“In addition to rapid deployment with the AutoPulse, running a code with just two paramedics would not be a problem, since the device gives compressions, allowing the rescuers to take care of other interventions,” said paramedic Roy Rosmulder.

The AutoPulse is the only mechanical CPR system to have shown improved outcomes in comparative clinical trials. In a meta-analysis of 12 comparative clinical trials, the AutoPulse improved the odds of return of spontaneous circulation (ROSC) by 62% compared to manual CPR. The CIRC trial, the largest prospective, randomized trial of mechanical chest compression ever completed, confirmed that the AutoPulse is equivalent to high-quality manual CPR for survival to hospital discharge.

For more information: www.zoll.com

 

 

 

Related Content

Health Insurance Expansion Linked to Fewer Sudden Cardiac Arrests
News | Sudden Cardiac Arrest| July 11, 2017
The incidence of sudden cardiac arrest, an often deadly loss of heart function, declined significantly among previously...
European Heart Rhythm Association Launches Cardiac Arrest First Responder App
News | Mobile Devices| June 30, 2017
A novel smartphone application has been developed that can direct first responders to cardiac arrest victims more than...
Cedars-Sinai Team Develops New Sudden Cardiac Arrest Risk Assessment Score
News | Sudden Cardiac Arrest| June 26, 2017
A Cedars-Sinai Heart Institute investigator and his team have developed a new risk assessment tool that brings...
wearable defibrillators prevent sudden cardiac death in pediatric patients
Feature | Sudden Cardiac Arrest| May 11, 2017
May 11, 2017 — A new study shows that the use of a wearable cardioverter defibrillator (WCD) is safe and effective in
AEDs, automated external defibrillators, requirements, U.S. schools, JACC study
News | Defibrillator Monitors| March 30, 2017
Automated external defibrillators (AEDs) are associated with increased survival of sudden cardiac arrest when installed...
genetic testing, sudden cardiac death of teen, Mayo Clinic Proceedings
News | Genetic Testing| November 09, 2016
The recent, sudden death of a 13-year-old boy resulted in more than 20 relatives being incorrectly diagnosed as having...
Sponsored Content | Videos | Sudden Cardiac Arrest| October 28, 2016
This video, provided by Zoll, demonstrates how cardiologists can explain sudden cardiac death to patients.
LifePak, AED, sudden cardiac arrest, defibrillator, automatic external defibrillator

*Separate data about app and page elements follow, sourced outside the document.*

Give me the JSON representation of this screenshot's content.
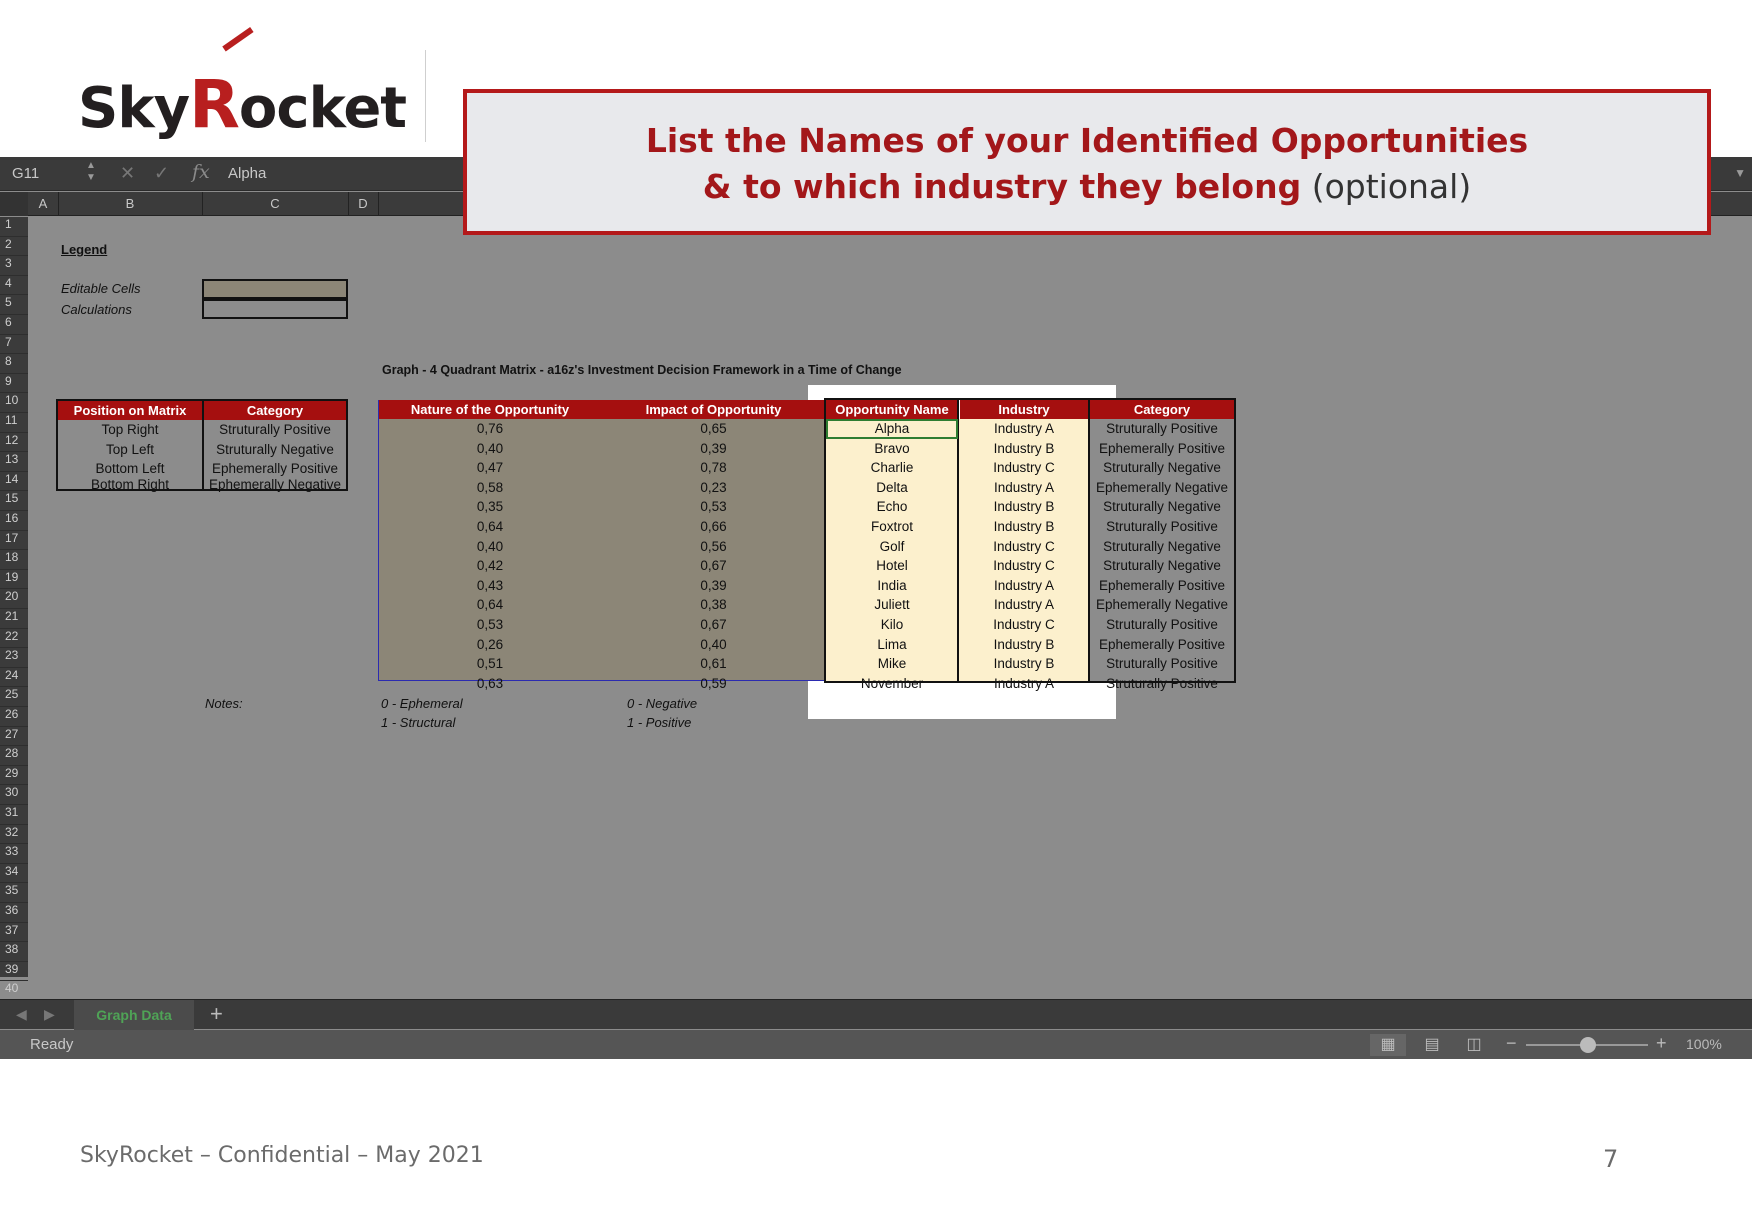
{
  "logo": {
    "text_sky": "Sky",
    "text_r": "R",
    "text_rest": "ocket"
  },
  "callout": {
    "line1": "List the Names of your Identified Opportunities",
    "line2_bold": "& to which industry they belong",
    "line2_optional": "(optional)"
  },
  "formula_bar": {
    "cell_ref": "G11",
    "fx": "fx",
    "value": "Alpha"
  },
  "columns": [
    "A",
    "B",
    "C",
    "D"
  ],
  "rows": [
    "1",
    "2",
    "3",
    "4",
    "5",
    "6",
    "7",
    "8",
    "9",
    "10",
    "11",
    "12",
    "13",
    "14",
    "15",
    "16",
    "17",
    "18",
    "19",
    "20",
    "21",
    "22",
    "23",
    "24",
    "25",
    "26",
    "27",
    "28",
    "29",
    "30",
    "31",
    "32",
    "33",
    "34",
    "35",
    "36",
    "37",
    "38",
    "39",
    "40"
  ],
  "legend": {
    "title": "Legend",
    "editable": "Editable Cells",
    "calculations": "Calculations"
  },
  "graph_title": "Graph - 4 Quadrant Matrix  - a16z's Investment Decision Framework in a Time of Change",
  "matrix_table": {
    "headers": [
      "Position on Matrix",
      "Category"
    ],
    "rows": [
      [
        "Top Right",
        "Struturally Positive"
      ],
      [
        "Top Left",
        "Struturally Negative"
      ],
      [
        "Bottom Left",
        "Ephemerally Positive"
      ],
      [
        "Bottom Right",
        "Ephemerally Negative"
      ]
    ]
  },
  "data_table": {
    "headers": [
      "Nature of the Opportunity",
      "Impact of Opportunity",
      "Opportunity Name",
      "Industry",
      "Category"
    ],
    "rows": [
      [
        "0,76",
        "0,65",
        "Alpha",
        "Industry A",
        "Struturally Positive"
      ],
      [
        "0,40",
        "0,39",
        "Bravo",
        "Industry B",
        "Ephemerally Positive"
      ],
      [
        "0,47",
        "0,78",
        "Charlie",
        "Industry C",
        "Struturally Negative"
      ],
      [
        "0,58",
        "0,23",
        "Delta",
        "Industry A",
        "Ephemerally Negative"
      ],
      [
        "0,35",
        "0,53",
        "Echo",
        "Industry B",
        "Struturally Negative"
      ],
      [
        "0,64",
        "0,66",
        "Foxtrot",
        "Industry B",
        "Struturally Positive"
      ],
      [
        "0,40",
        "0,56",
        "Golf",
        "Industry C",
        "Struturally Negative"
      ],
      [
        "0,42",
        "0,67",
        "Hotel",
        "Industry C",
        "Struturally Negative"
      ],
      [
        "0,43",
        "0,39",
        "India",
        "Industry A",
        "Ephemerally Positive"
      ],
      [
        "0,64",
        "0,38",
        "Juliett",
        "Industry A",
        "Ephemerally Negative"
      ],
      [
        "0,53",
        "0,67",
        "Kilo",
        "Industry C",
        "Struturally Positive"
      ],
      [
        "0,26",
        "0,40",
        "Lima",
        "Industry B",
        "Ephemerally Positive"
      ],
      [
        "0,51",
        "0,61",
        "Mike",
        "Industry B",
        "Struturally Positive"
      ],
      [
        "0,63",
        "0,59",
        "November",
        "Industry A",
        "Struturally Positive"
      ]
    ]
  },
  "notes": {
    "label": "Notes:",
    "nature_0": "0 - Ephemeral",
    "nature_1": "1 - Structural",
    "impact_0": "0 - Negative",
    "impact_1": "1 - Positive"
  },
  "sheet_tab": "Graph Data",
  "add_sheet": "+",
  "status": "Ready",
  "zoom": "100%",
  "footer": "SkyRocket – Confidential – May 2021",
  "page_number": "7",
  "colors": {
    "header_red": "#a50f0f",
    "editable_fill": "#8c8677",
    "opportunity_fill": "#fcf0cd",
    "callout_border": "#b4191a"
  }
}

A Physio-Control LifePak CR Plus defibrillator shown in use during a hand-off to paramedics, who use larger, more sophisticated defibrillator-monitors (behind gloved paramedic).

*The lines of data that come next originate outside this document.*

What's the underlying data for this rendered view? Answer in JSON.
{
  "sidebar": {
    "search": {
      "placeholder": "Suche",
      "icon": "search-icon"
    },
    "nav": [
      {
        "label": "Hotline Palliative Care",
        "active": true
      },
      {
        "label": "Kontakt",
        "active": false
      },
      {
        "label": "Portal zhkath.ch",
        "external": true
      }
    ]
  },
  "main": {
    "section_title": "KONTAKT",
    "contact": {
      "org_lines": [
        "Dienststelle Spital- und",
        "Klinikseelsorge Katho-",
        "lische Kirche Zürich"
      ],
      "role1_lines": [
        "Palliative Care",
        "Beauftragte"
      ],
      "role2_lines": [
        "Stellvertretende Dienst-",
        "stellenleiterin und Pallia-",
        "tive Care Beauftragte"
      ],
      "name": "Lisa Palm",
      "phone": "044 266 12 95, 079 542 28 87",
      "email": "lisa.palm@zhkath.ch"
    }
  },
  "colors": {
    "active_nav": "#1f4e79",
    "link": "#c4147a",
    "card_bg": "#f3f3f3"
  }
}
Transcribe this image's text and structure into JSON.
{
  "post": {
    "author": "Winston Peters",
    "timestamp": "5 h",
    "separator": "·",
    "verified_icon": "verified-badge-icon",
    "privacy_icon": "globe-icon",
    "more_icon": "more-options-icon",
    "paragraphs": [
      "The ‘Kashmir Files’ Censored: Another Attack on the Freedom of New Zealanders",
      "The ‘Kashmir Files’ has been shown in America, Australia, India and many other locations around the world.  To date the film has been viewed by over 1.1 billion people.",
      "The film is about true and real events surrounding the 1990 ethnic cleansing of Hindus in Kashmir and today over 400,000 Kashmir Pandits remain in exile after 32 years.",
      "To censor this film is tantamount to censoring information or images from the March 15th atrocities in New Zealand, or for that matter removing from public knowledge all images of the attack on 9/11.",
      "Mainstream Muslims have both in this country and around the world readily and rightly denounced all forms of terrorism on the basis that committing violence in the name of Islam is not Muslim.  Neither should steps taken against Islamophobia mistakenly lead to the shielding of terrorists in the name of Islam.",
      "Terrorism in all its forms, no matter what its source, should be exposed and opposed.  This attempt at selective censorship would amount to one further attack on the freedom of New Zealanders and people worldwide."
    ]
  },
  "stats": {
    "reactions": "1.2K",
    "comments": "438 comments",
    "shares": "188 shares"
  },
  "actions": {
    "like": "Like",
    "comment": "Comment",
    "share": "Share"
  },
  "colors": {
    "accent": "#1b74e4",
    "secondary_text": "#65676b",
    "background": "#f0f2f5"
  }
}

Feature | Sudden Cardiac Arrest| September 28, 2016 | Allied Market Research
Automated external defibrillators (AED) are portable and lightweight devices used to deliver an electric shock throug
sudden cardiac arrest, out-of-hospital, comatose patients, University of Arizona study, wake up
News | Sudden Cardiac Arrest| July 13, 2016
Physicians may be drawing conclusions too soon about survival outcomes of patients who suffered a cardiac arrest...
Overlay Init